The Nationals and right-hander Chien-Ming Wang have agreed to terms on a deal worth $4 million, pending a physical, says CSN Washington’s Mark Zuckerman.
It’s a larger-than-anticipated guarantee for the sinkerballer, who has made all of 20 starts the last three years. The contract will include incentives based on games started.
After pitching half-seasons in 2008 and 2009 and missing all of 2010 due to shoulder woes, Wang returned in the second half of 2011 to go 4-3 with a 4.04 ERA in 11 starts with the Nationals. He struck out just 25 in 62 1/3 innings during that span, but even though his velocity was down, his groundball rate was still among the best in the league. 53 percent of the balls hit against him were kept on the ground. For comparison’s sake, only 11 of the 94 pitchers to qualify for the ERA title did better, with Jake Westbrook leading the majors at 59 percent.
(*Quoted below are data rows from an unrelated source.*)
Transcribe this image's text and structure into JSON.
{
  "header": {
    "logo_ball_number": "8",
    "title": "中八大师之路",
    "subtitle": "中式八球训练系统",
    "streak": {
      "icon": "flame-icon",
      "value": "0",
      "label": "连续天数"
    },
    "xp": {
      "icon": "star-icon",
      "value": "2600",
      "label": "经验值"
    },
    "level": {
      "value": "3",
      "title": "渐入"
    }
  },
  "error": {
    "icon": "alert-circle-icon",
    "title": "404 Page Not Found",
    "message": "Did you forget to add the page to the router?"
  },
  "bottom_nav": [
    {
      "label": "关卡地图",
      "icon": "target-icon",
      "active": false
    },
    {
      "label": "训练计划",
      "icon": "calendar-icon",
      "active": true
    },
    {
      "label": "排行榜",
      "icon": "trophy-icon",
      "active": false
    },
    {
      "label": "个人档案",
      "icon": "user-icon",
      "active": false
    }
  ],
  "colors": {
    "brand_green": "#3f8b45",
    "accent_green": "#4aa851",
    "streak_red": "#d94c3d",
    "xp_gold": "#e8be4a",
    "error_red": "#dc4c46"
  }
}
Wang will be part of a Nationals rotation also certain to include Stephen Strasburg and Jordan Zimmermann. John Lannan would be another given unless he’s traded, which would be a possibility if the Nationals sign another free-agent starter this winter. Ross Detwiler has to be the current favorite among the in-house candidates to round out the group.
The ALCS had a weird play in Game 4 on Tuesday night, but Game 4 of the NLCS did as well. This one involved Cubs outfielder Albert Almora, Jr. and his attempt to spark a rally in the bottom of the ninth inning against Dodgers reliever Ross Stripling.
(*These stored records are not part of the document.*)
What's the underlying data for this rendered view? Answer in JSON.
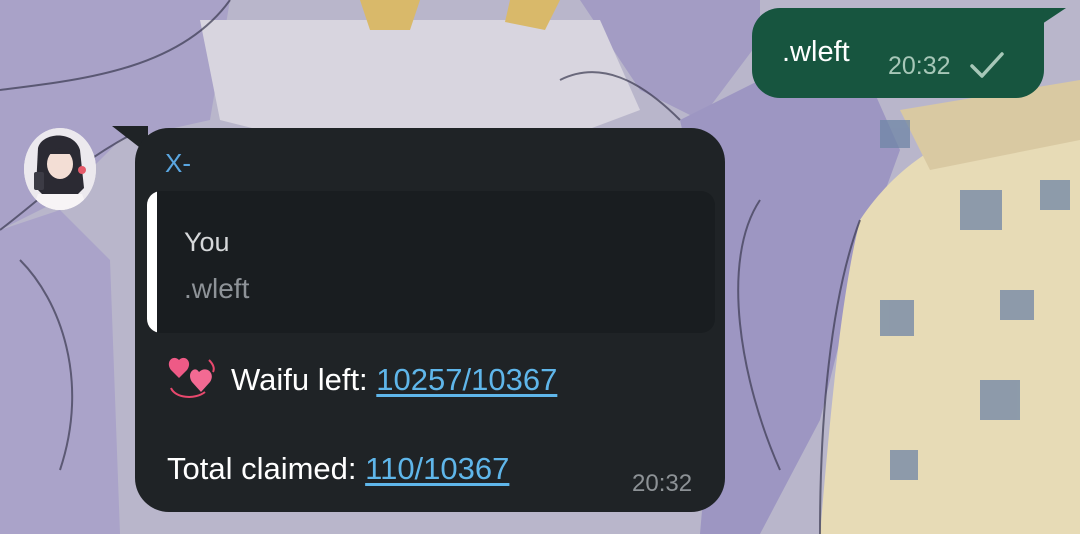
{
  "outgoing": {
    "text": ".wleft",
    "time": "20:32",
    "status_icon": "single-check-icon"
  },
  "incoming": {
    "sender": "X-",
    "avatar_icon": "user-avatar",
    "reply": {
      "author": "You",
      "text": ".wleft"
    },
    "lines": [
      {
        "emoji": "revolving-hearts-icon",
        "label": "Waifu left: ",
        "link": "10257/10367"
      },
      {
        "label": "Total claimed: ",
        "link": "110/10367"
      }
    ],
    "time": "20:32"
  },
  "colors": {
    "outgoing_bubble": "#17553f",
    "incoming_bubble": "#1f2326",
    "link": "#5fb6ea",
    "sender": "#5aa6e0"
  }
}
After Alex Avila singled, Almora ripped a double to left field, past a diving Enrique Hernandez. The ball rolled to the ivy in front of the wall. Most outfielders there would’ve put their hands up, which would have alerted the umpires to call an immediate ground-rule double. Hernandez didn’t, instead fishing the ball out and firing it back into the infield. Avila had stopped at third base, but Almora kept running. Much to his surprise, he pulled up into third base to see his teammate standing there, resigned to his fate as a dead duck. Third baseman Justin Turner applied the tag on Almora for what he thought was the first out of the inning.
Almora, however, was then sent back to second base after the umpires correctly called a ground-rule double.
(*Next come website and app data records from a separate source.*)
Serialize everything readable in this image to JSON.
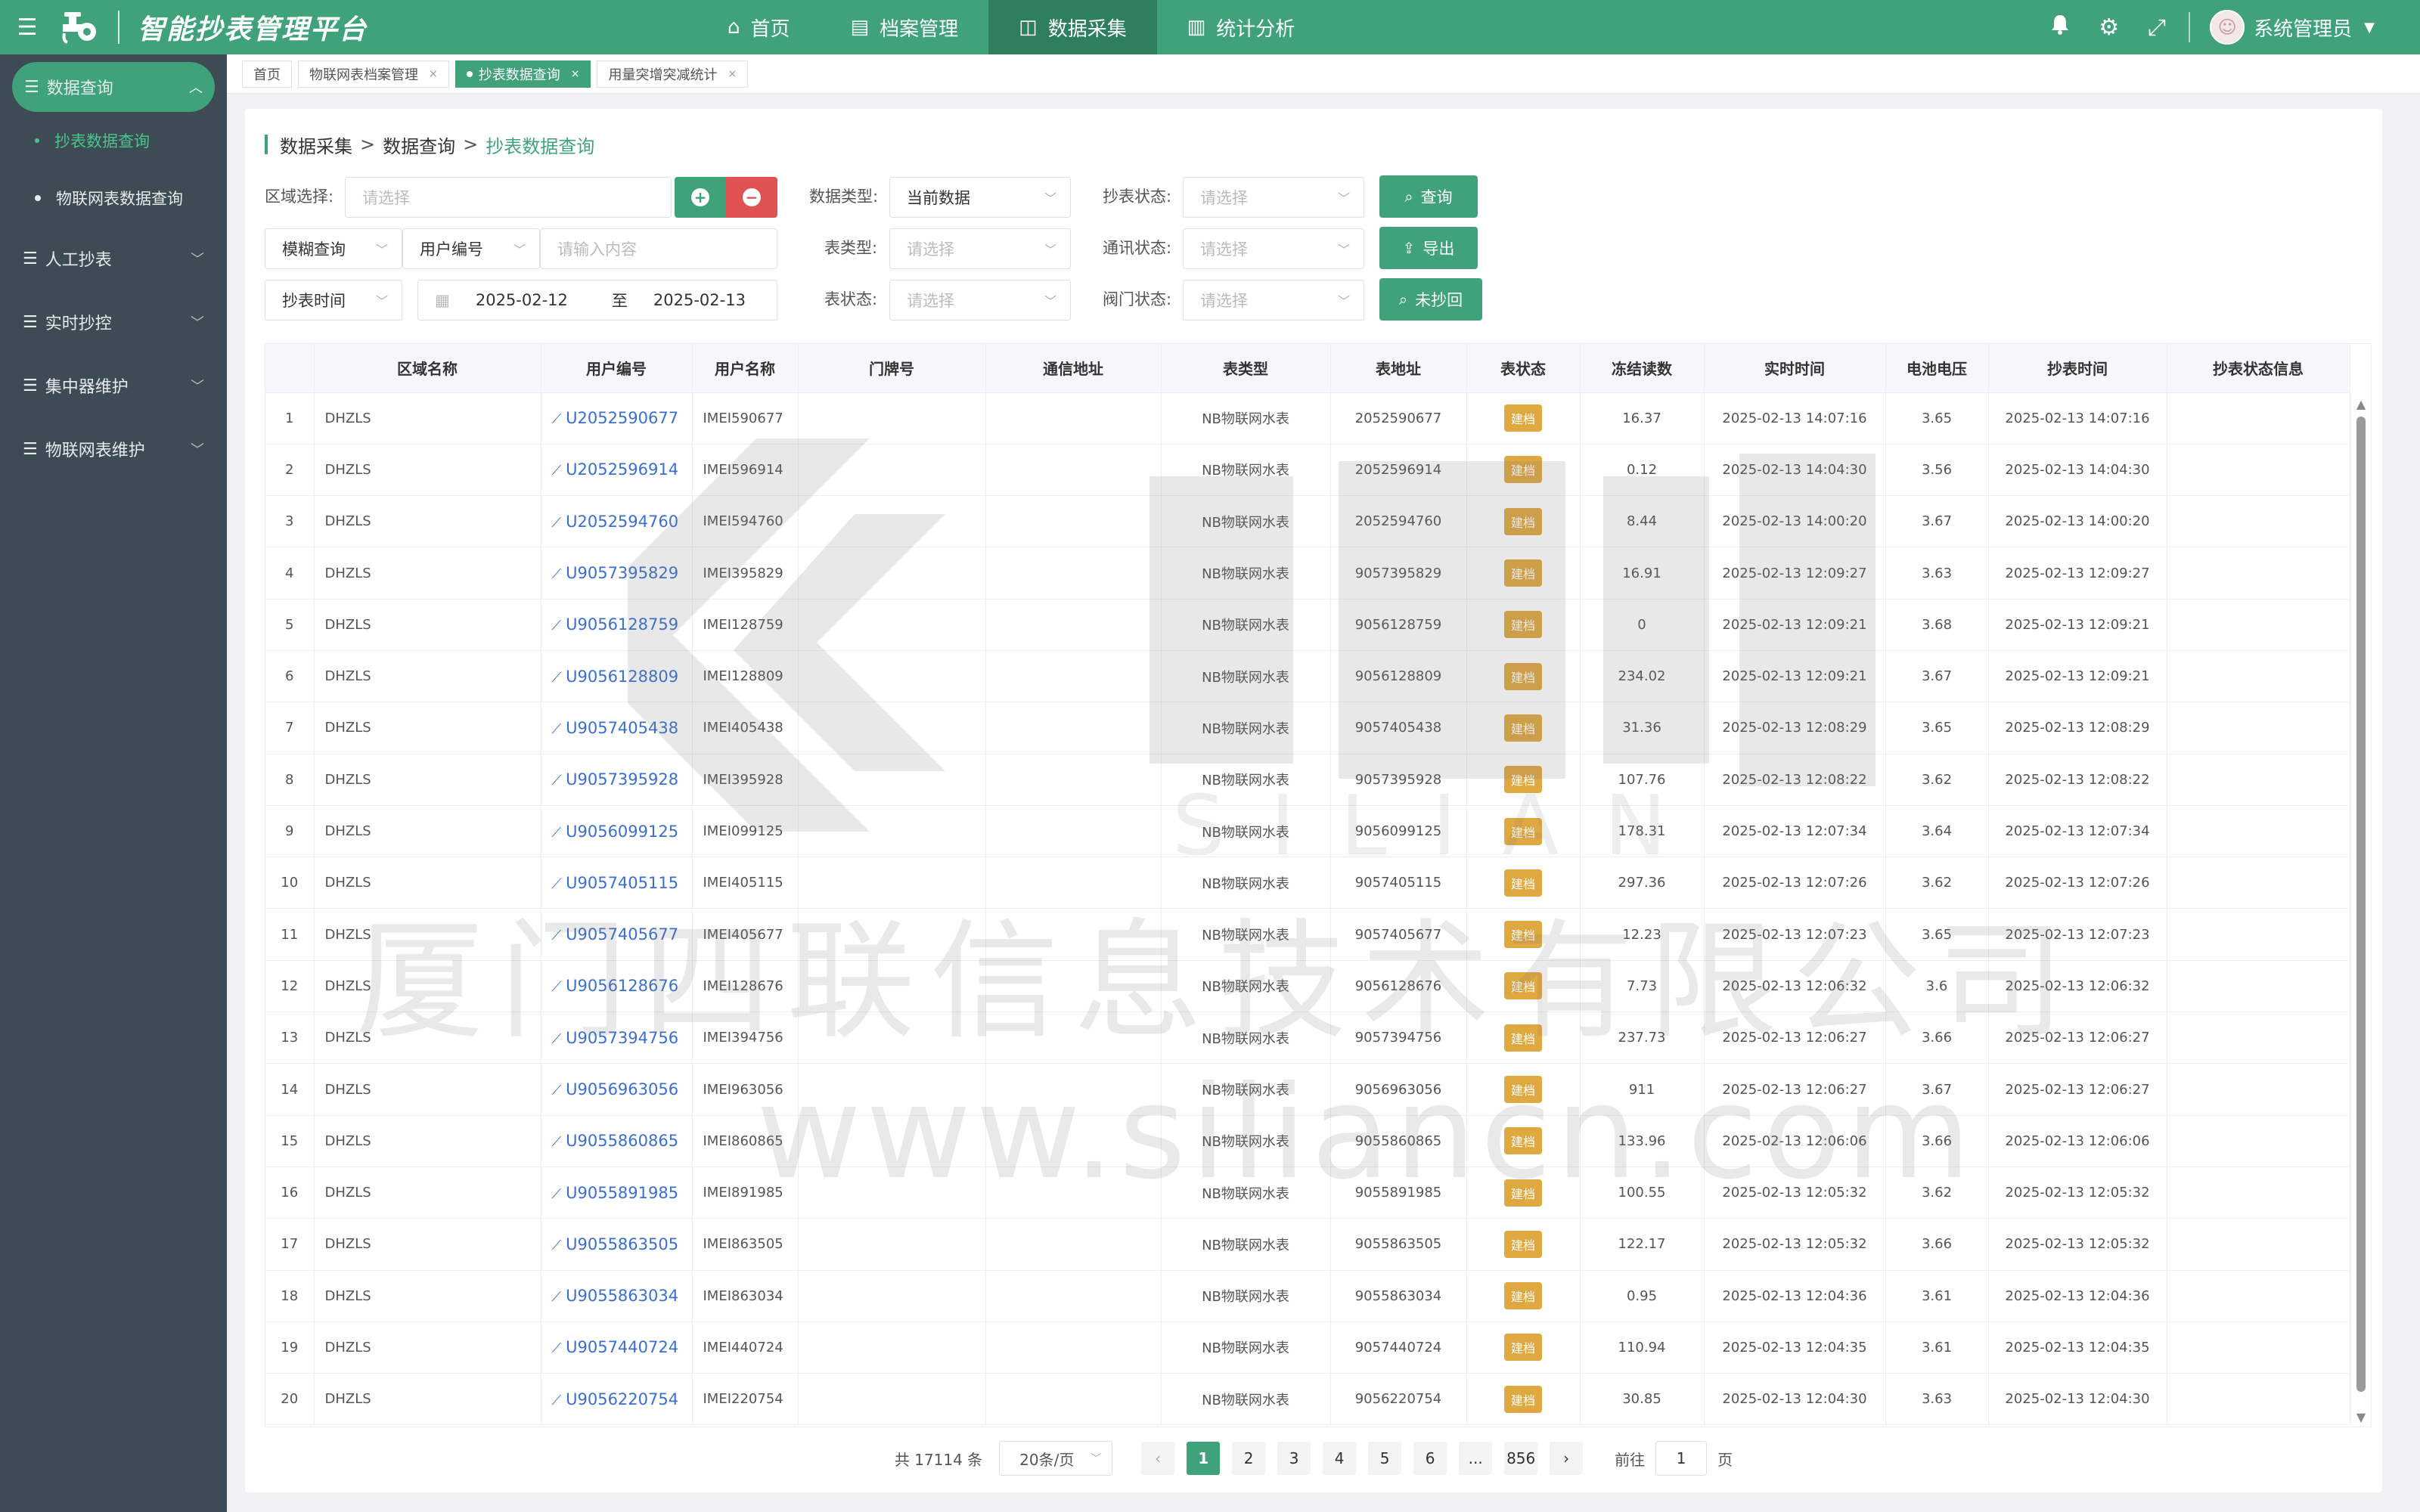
{
  "header": {
    "title": "智能抄表管理平台",
    "nav": [
      {
        "label": "首页",
        "icon": "home-icon",
        "active": false
      },
      {
        "label": "档案管理",
        "icon": "archive-icon",
        "active": false
      },
      {
        "label": "数据采集",
        "icon": "data-collect-icon",
        "active": true
      },
      {
        "label": "统计分析",
        "icon": "chart-icon",
        "active": false
      }
    ],
    "user": "系统管理员"
  },
  "sidebar": {
    "groups": [
      {
        "label": "数据查询",
        "active": true,
        "children": [
          {
            "label": "抄表数据查询",
            "active": true
          },
          {
            "label": "物联网表数据查询",
            "active": false
          }
        ]
      },
      {
        "label": "人工抄表",
        "active": false,
        "children": []
      },
      {
        "label": "实时抄控",
        "active": false,
        "children": []
      },
      {
        "label": "集中器维护",
        "active": false,
        "children": []
      },
      {
        "label": "物联网表维护",
        "active": false,
        "children": []
      }
    ]
  },
  "tabs": [
    {
      "label": "首页",
      "closable": false,
      "active": false
    },
    {
      "label": "物联网表档案管理",
      "closable": true,
      "active": false
    },
    {
      "label": "抄表数据查询",
      "closable": true,
      "active": true
    },
    {
      "label": "用量突增突减统计",
      "closable": true,
      "active": false
    }
  ],
  "breadcrumb": {
    "l1": "数据采集",
    "l2": "数据查询",
    "l3": "抄表数据查询",
    "sep": ">"
  },
  "filters": {
    "region_label": "区域选择:",
    "region_placeholder": "请选择",
    "fuzzy_mode": "模糊查询",
    "fuzzy_field": "用户编号",
    "fuzzy_placeholder": "请输入内容",
    "time_mode": "抄表时间",
    "date_start": "2025-02-12",
    "date_to": "至",
    "date_end": "2025-02-13",
    "data_type_label": "数据类型:",
    "data_type_value": "当前数据",
    "meter_type_label": "表类型:",
    "meter_type_placeholder": "请选择",
    "meter_status_label": "表状态:",
    "meter_status_placeholder": "请选择",
    "read_status_label": "抄表状态:",
    "read_status_placeholder": "请选择",
    "comm_status_label": "通讯状态:",
    "comm_status_placeholder": "请选择",
    "valve_status_label": "阀门状态:",
    "valve_status_placeholder": "请选择",
    "btn_query": "查询",
    "btn_export": "导出",
    "btn_unread": "未抄回"
  },
  "table": {
    "columns": [
      "",
      "区域名称",
      "用户编号",
      "用户名称",
      "门牌号",
      "通信地址",
      "表类型",
      "表地址",
      "表状态",
      "冻结读数",
      "实时时间",
      "电池电压",
      "抄表时间",
      "抄表状态信息"
    ],
    "rows": [
      {
        "idx": "1",
        "region": "DHZLS",
        "user_no": "U2052590677",
        "user_name": "IMEI590677",
        "door": "",
        "comm": "",
        "type": "NB物联网水表",
        "addr": "2052590677",
        "status": "建档",
        "reading": "16.37",
        "rt": "2025-02-13 14:07:16",
        "volt": "3.65",
        "read_time": "2025-02-13 14:07:16",
        "info": ""
      },
      {
        "idx": "2",
        "region": "DHZLS",
        "user_no": "U2052596914",
        "user_name": "IMEI596914",
        "door": "",
        "comm": "",
        "type": "NB物联网水表",
        "addr": "2052596914",
        "status": "建档",
        "reading": "0.12",
        "rt": "2025-02-13 14:04:30",
        "volt": "3.56",
        "read_time": "2025-02-13 14:04:30",
        "info": ""
      },
      {
        "idx": "3",
        "region": "DHZLS",
        "user_no": "U2052594760",
        "user_name": "IMEI594760",
        "door": "",
        "comm": "",
        "type": "NB物联网水表",
        "addr": "2052594760",
        "status": "建档",
        "reading": "8.44",
        "rt": "2025-02-13 14:00:20",
        "volt": "3.67",
        "read_time": "2025-02-13 14:00:20",
        "info": ""
      },
      {
        "idx": "4",
        "region": "DHZLS",
        "user_no": "U9057395829",
        "user_name": "IMEI395829",
        "door": "",
        "comm": "",
        "type": "NB物联网水表",
        "addr": "9057395829",
        "status": "建档",
        "reading": "16.91",
        "rt": "2025-02-13 12:09:27",
        "volt": "3.63",
        "read_time": "2025-02-13 12:09:27",
        "info": ""
      },
      {
        "idx": "5",
        "region": "DHZLS",
        "user_no": "U9056128759",
        "user_name": "IMEI128759",
        "door": "",
        "comm": "",
        "type": "NB物联网水表",
        "addr": "9056128759",
        "status": "建档",
        "reading": "0",
        "rt": "2025-02-13 12:09:21",
        "volt": "3.68",
        "read_time": "2025-02-13 12:09:21",
        "info": ""
      },
      {
        "idx": "6",
        "region": "DHZLS",
        "user_no": "U9056128809",
        "user_name": "IMEI128809",
        "door": "",
        "comm": "",
        "type": "NB物联网水表",
        "addr": "9056128809",
        "status": "建档",
        "reading": "234.02",
        "rt": "2025-02-13 12:09:21",
        "volt": "3.67",
        "read_time": "2025-02-13 12:09:21",
        "info": ""
      },
      {
        "idx": "7",
        "region": "DHZLS",
        "user_no": "U9057405438",
        "user_name": "IMEI405438",
        "door": "",
        "comm": "",
        "type": "NB物联网水表",
        "addr": "9057405438",
        "status": "建档",
        "reading": "31.36",
        "rt": "2025-02-13 12:08:29",
        "volt": "3.65",
        "read_time": "2025-02-13 12:08:29",
        "info": ""
      },
      {
        "idx": "8",
        "region": "DHZLS",
        "user_no": "U9057395928",
        "user_name": "IMEI395928",
        "door": "",
        "comm": "",
        "type": "NB物联网水表",
        "addr": "9057395928",
        "status": "建档",
        "reading": "107.76",
        "rt": "2025-02-13 12:08:22",
        "volt": "3.62",
        "read_time": "2025-02-13 12:08:22",
        "info": ""
      },
      {
        "idx": "9",
        "region": "DHZLS",
        "user_no": "U9056099125",
        "user_name": "IMEI099125",
        "door": "",
        "comm": "",
        "type": "NB物联网水表",
        "addr": "9056099125",
        "status": "建档",
        "reading": "178.31",
        "rt": "2025-02-13 12:07:34",
        "volt": "3.64",
        "read_time": "2025-02-13 12:07:34",
        "info": ""
      },
      {
        "idx": "10",
        "region": "DHZLS",
        "user_no": "U9057405115",
        "user_name": "IMEI405115",
        "door": "",
        "comm": "",
        "type": "NB物联网水表",
        "addr": "9057405115",
        "status": "建档",
        "reading": "297.36",
        "rt": "2025-02-13 12:07:26",
        "volt": "3.62",
        "read_time": "2025-02-13 12:07:26",
        "info": ""
      },
      {
        "idx": "11",
        "region": "DHZLS",
        "user_no": "U9057405677",
        "user_name": "IMEI405677",
        "door": "",
        "comm": "",
        "type": "NB物联网水表",
        "addr": "9057405677",
        "status": "建档",
        "reading": "12.23",
        "rt": "2025-02-13 12:07:23",
        "volt": "3.65",
        "read_time": "2025-02-13 12:07:23",
        "info": ""
      },
      {
        "idx": "12",
        "region": "DHZLS",
        "user_no": "U9056128676",
        "user_name": "IMEI128676",
        "door": "",
        "comm": "",
        "type": "NB物联网水表",
        "addr": "9056128676",
        "status": "建档",
        "reading": "7.73",
        "rt": "2025-02-13 12:06:32",
        "volt": "3.6",
        "read_time": "2025-02-13 12:06:32",
        "info": ""
      },
      {
        "idx": "13",
        "region": "DHZLS",
        "user_no": "U9057394756",
        "user_name": "IMEI394756",
        "door": "",
        "comm": "",
        "type": "NB物联网水表",
        "addr": "9057394756",
        "status": "建档",
        "reading": "237.73",
        "rt": "2025-02-13 12:06:27",
        "volt": "3.66",
        "read_time": "2025-02-13 12:06:27",
        "info": ""
      },
      {
        "idx": "14",
        "region": "DHZLS",
        "user_no": "U9056963056",
        "user_name": "IMEI963056",
        "door": "",
        "comm": "",
        "type": "NB物联网水表",
        "addr": "9056963056",
        "status": "建档",
        "reading": "911",
        "rt": "2025-02-13 12:06:27",
        "volt": "3.67",
        "read_time": "2025-02-13 12:06:27",
        "info": ""
      },
      {
        "idx": "15",
        "region": "DHZLS",
        "user_no": "U9055860865",
        "user_name": "IMEI860865",
        "door": "",
        "comm": "",
        "type": "NB物联网水表",
        "addr": "9055860865",
        "status": "建档",
        "reading": "133.96",
        "rt": "2025-02-13 12:06:06",
        "volt": "3.66",
        "read_time": "2025-02-13 12:06:06",
        "info": ""
      },
      {
        "idx": "16",
        "region": "DHZLS",
        "user_no": "U9055891985",
        "user_name": "IMEI891985",
        "door": "",
        "comm": "",
        "type": "NB物联网水表",
        "addr": "9055891985",
        "status": "建档",
        "reading": "100.55",
        "rt": "2025-02-13 12:05:32",
        "volt": "3.62",
        "read_time": "2025-02-13 12:05:32",
        "info": ""
      },
      {
        "idx": "17",
        "region": "DHZLS",
        "user_no": "U9055863505",
        "user_name": "IMEI863505",
        "door": "",
        "comm": "",
        "type": "NB物联网水表",
        "addr": "9055863505",
        "status": "建档",
        "reading": "122.17",
        "rt": "2025-02-13 12:05:32",
        "volt": "3.66",
        "read_time": "2025-02-13 12:05:32",
        "info": ""
      },
      {
        "idx": "18",
        "region": "DHZLS",
        "user_no": "U9055863034",
        "user_name": "IMEI863034",
        "door": "",
        "comm": "",
        "type": "NB物联网水表",
        "addr": "9055863034",
        "status": "建档",
        "reading": "0.95",
        "rt": "2025-02-13 12:04:36",
        "volt": "3.61",
        "read_time": "2025-02-13 12:04:36",
        "info": ""
      },
      {
        "idx": "19",
        "region": "DHZLS",
        "user_no": "U9057440724",
        "user_name": "IMEI440724",
        "door": "",
        "comm": "",
        "type": "NB物联网水表",
        "addr": "9057440724",
        "status": "建档",
        "reading": "110.94",
        "rt": "2025-02-13 12:04:35",
        "volt": "3.61",
        "read_time": "2025-02-13 12:04:35",
        "info": ""
      },
      {
        "idx": "20",
        "region": "DHZLS",
        "user_no": "U9056220754",
        "user_name": "IMEI220754",
        "door": "",
        "comm": "",
        "type": "NB物联网水表",
        "addr": "9056220754",
        "status": "建档",
        "reading": "30.85",
        "rt": "2025-02-13 12:04:30",
        "volt": "3.63",
        "read_time": "2025-02-13 12:04:30",
        "info": ""
      }
    ]
  },
  "pagination": {
    "total": "共 17114 条",
    "page_size": "20条/页",
    "pages": [
      "1",
      "2",
      "3",
      "4",
      "5",
      "6",
      "...",
      "856"
    ],
    "current": "1",
    "goto_label": "前往",
    "goto_value": "1",
    "goto_suffix": "页"
  },
  "watermark": {
    "line1": "厦门四联信息技术有限公司",
    "line2": "www.siliancn.com"
  },
  "colors": {
    "primary": "#3fa27a",
    "sidebar": "#3d4c54",
    "danger": "#e05151",
    "badge": "#e0a841",
    "link": "#3a6fd1"
  }
}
Unfortunately for the Cubs, the lucky break didn’t help as closer Kenley Jansen came in and took care of business, retiring all three batters he faced without letting an inherited runner score. The Dodgers won 6-1 and now lead the NLCS three games to none. They’ll try to punch their ticket to the World Series on Wednesday.